Swinging the Blues presents May and a fine quartet that successfully unites different generations in an obvious devotion to the traditions of jazz. The other senior member of the quartet, drummer Eddie Locke, has also been a familiar name among the greats of jazz, including quartet recordings with Coleman Hawkins and Tommy Flanagan. Taste, a fine touch, and a lively imagination are all apt descriptors of Locke's talents.
Swinging the Blues opens with the title track, and demonstrates why Locke has been so much in demand over the decades. His fine work with the cymbals and his understated accompaniment are both in full swing; his solo work is also highlighted with several concise and imaginative statements. The power and cohesion of this quartet is evident right from the start, with Earl May driving the band with presence that does, indeed, swing the blues.
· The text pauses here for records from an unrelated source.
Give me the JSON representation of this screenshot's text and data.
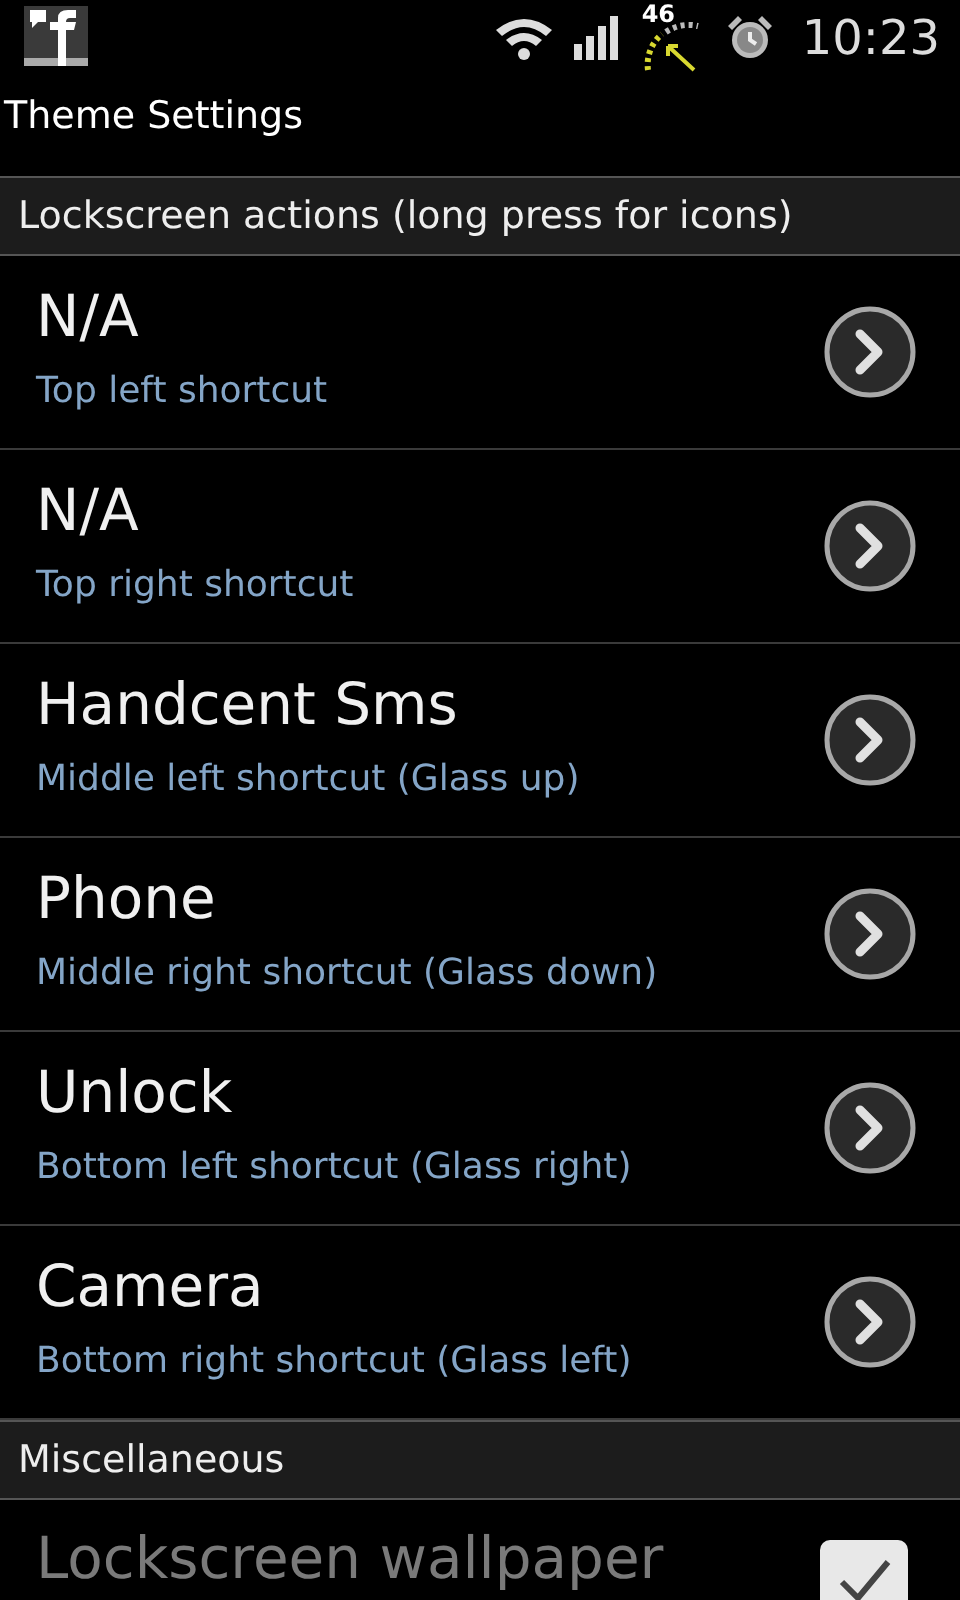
{
  "status_bar": {
    "speed_reading": "46",
    "time": "10:23"
  },
  "title": "Theme Settings",
  "sections": [
    {
      "header": "Lockscreen actions (long press for icons)",
      "items": [
        {
          "kind": "link",
          "title": "N/A",
          "summary": "Top left shortcut"
        },
        {
          "kind": "link",
          "title": "N/A",
          "summary": "Top right shortcut"
        },
        {
          "kind": "link",
          "title": "Handcent Sms",
          "summary": "Middle left shortcut (Glass up)"
        },
        {
          "kind": "link",
          "title": "Phone",
          "summary": "Middle right shortcut (Glass down)"
        },
        {
          "kind": "link",
          "title": "Unlock",
          "summary": "Bottom left shortcut (Glass right)"
        },
        {
          "kind": "link",
          "title": "Camera",
          "summary": "Bottom right shortcut (Glass left)"
        }
      ]
    },
    {
      "header": "Miscellaneous",
      "items": [
        {
          "kind": "checkbox",
          "title": "Lockscreen wallpaper",
          "checked": true
        }
      ]
    }
  ]
}
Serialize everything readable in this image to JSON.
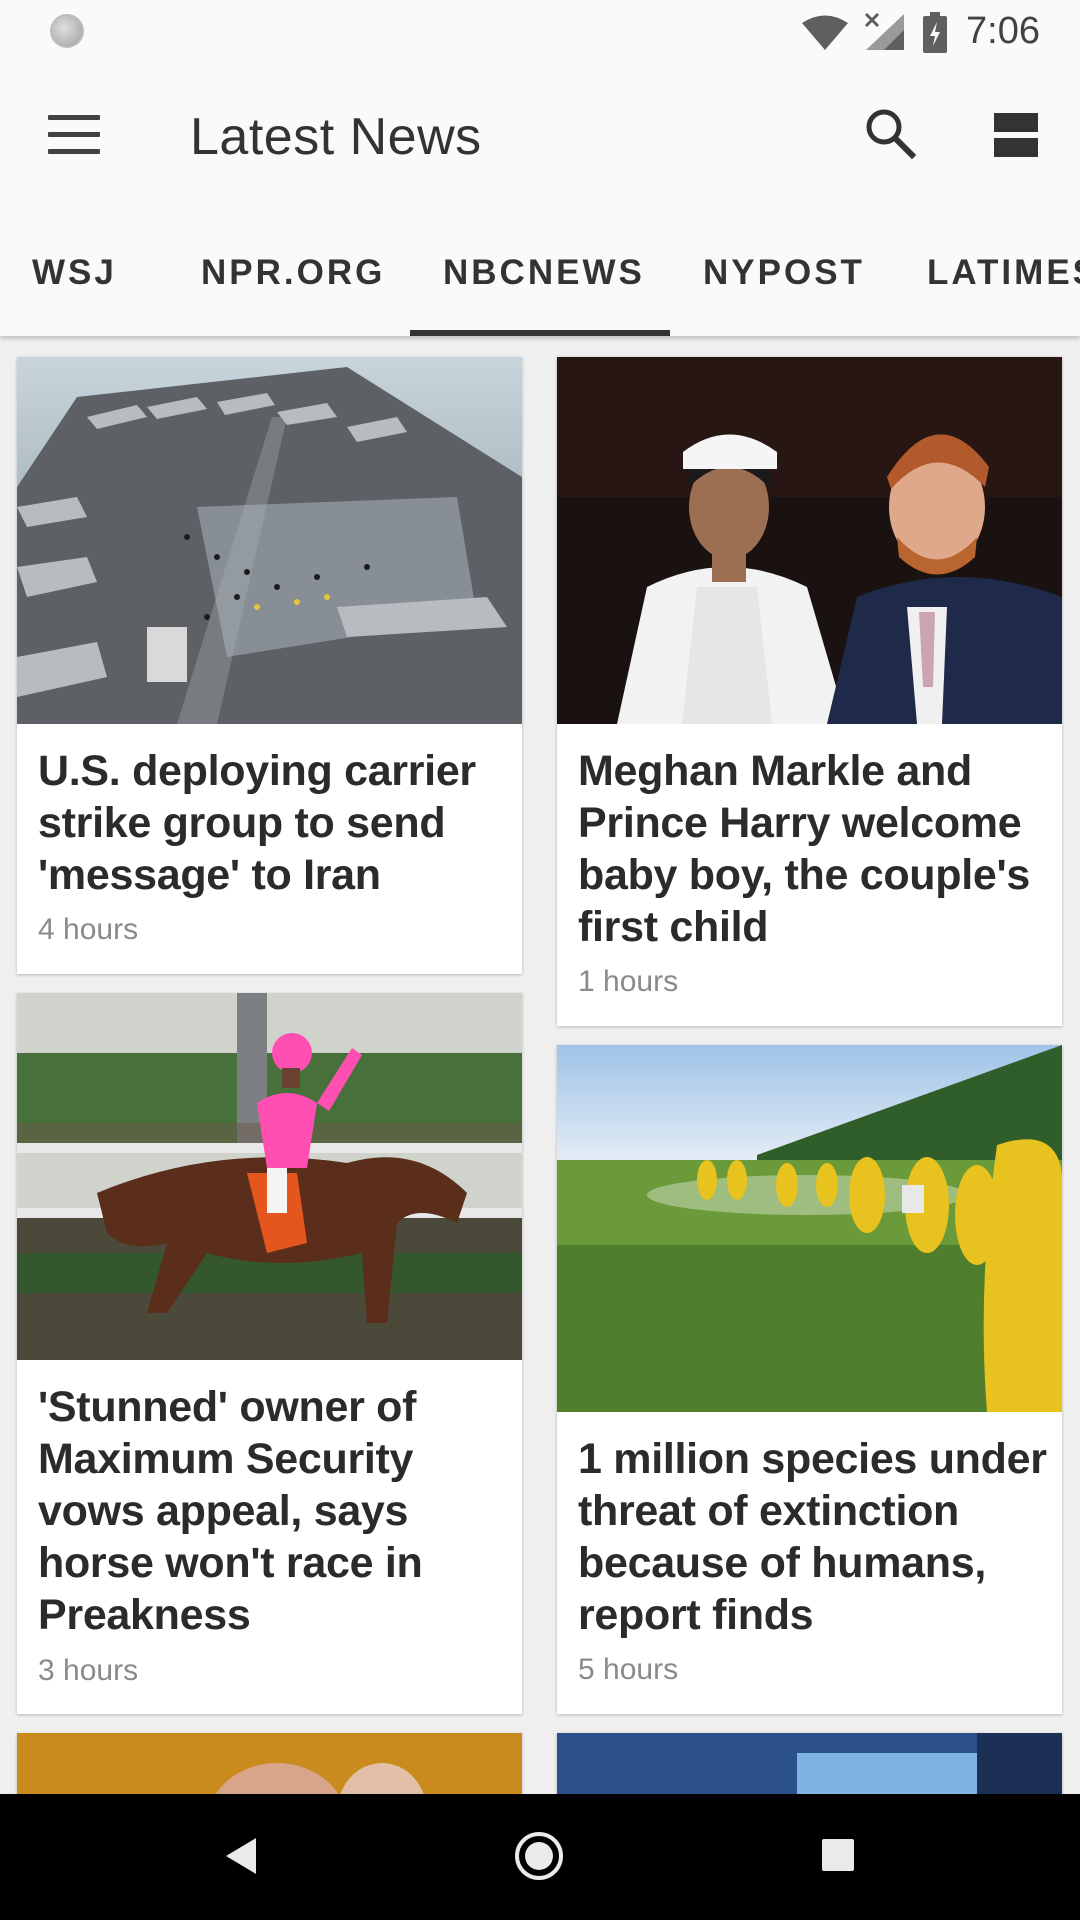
{
  "status_bar": {
    "time": "7:06"
  },
  "app_bar": {
    "title": "Latest News",
    "icons": [
      "menu-icon",
      "search-icon",
      "view-toggle-icon"
    ]
  },
  "tabs": [
    {
      "label": "WSJ",
      "selected": false
    },
    {
      "label": "NPR.ORG",
      "selected": false
    },
    {
      "label": "NBCNEWS",
      "selected": true
    },
    {
      "label": "NYPOST",
      "selected": false
    },
    {
      "label": "LATIMES",
      "selected": false
    }
  ],
  "articles": [
    {
      "title": "U.S. deploying carrier strike group to send 'message' to Iran",
      "time": "4 hours",
      "image": "aircraft carrier deck with fighter jets"
    },
    {
      "title": "Meghan Markle and Prince Harry welcome baby boy, the couple's first child",
      "time": "1 hours",
      "image": "Meghan Markle and Prince Harry"
    },
    {
      "title": "'Stunned' owner of Maximum Security vows appeal, says horse won't race in Preakness",
      "time": "3 hours",
      "image": "jockey in pink riding racehorse"
    },
    {
      "title": "1 million species under threat of extinction because of humans, report finds",
      "time": "5 hours",
      "image": "workers in yellow suits spraying a green field"
    }
  ],
  "nav_bar": {
    "icons": [
      "back-icon",
      "home-icon",
      "recents-icon"
    ]
  }
}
"My Foolish Heart highlights May's affinity with bassists such as Oscar Pettiford and Ray Brown. He's the solid foundation of all that transpires, and his solo work, intertwining with David Glasser's thoughtful alto, is one of the highlights of the session. Perhaps the most representative track of the recording is Glasser's wonderful "Under African Skies, in which everyone solos and the rapport of the band is particularly evident. The whole CD is a study in how a tight rhythm section can direct and inspire a band.
The two younger, middle-aged, members of the quartet are fine musicians who are well on their way to establishing themselves as significant talents on the national and international jazz scenes. Both Glasser and pianist Larry Ham bring extensive professional experience to the stand; they are both poised professionals who play with intelligence and taste.
Ham is a versatile player capable of effortless sounding bebop lines and emotionally acute ballad interpretations. He plays with a touch that is evidence of a significant classical background while having the jazz ears and lack of ego to mesh beautifully with May and Locke. Undoubtedly we'll all be hearing from Glasser and Ham long into the future. Another Arbors recording from this fine quartet would be a very good place to start. This is a beautifully recorded quartet session from a band that understands what jazz is all about.
Track Listing: Swinging the Blues; Blame It on My Youth; My Foolish Heart; Tea for Two; Blue Iridescence; Make Someone Happy; Under African Skies; Sioux Suite; My Old Flame; Confirmation; Wishes Are Starting to Donít Come True; Itís So Divine; Lester Leaps In.
Personnel: Earl May: bass; David Glasser: alto saxophone; Larry Ham: piano; Eddie Locke: drums; special guest: Barry Harris: piano (4, 9).
Jazz is a continuing revelation. The best show I ever attended was the
Roots Picnic at Penn's Landing in Philadelphia, or was it Robert
Glasper's Experiment at Lincoln Center, or was it Chick Corea with
Brian Blade at Oberlin College? Most of all I enjoy playing guitar and
composing beats with my Brooklyn-based group Space Captain.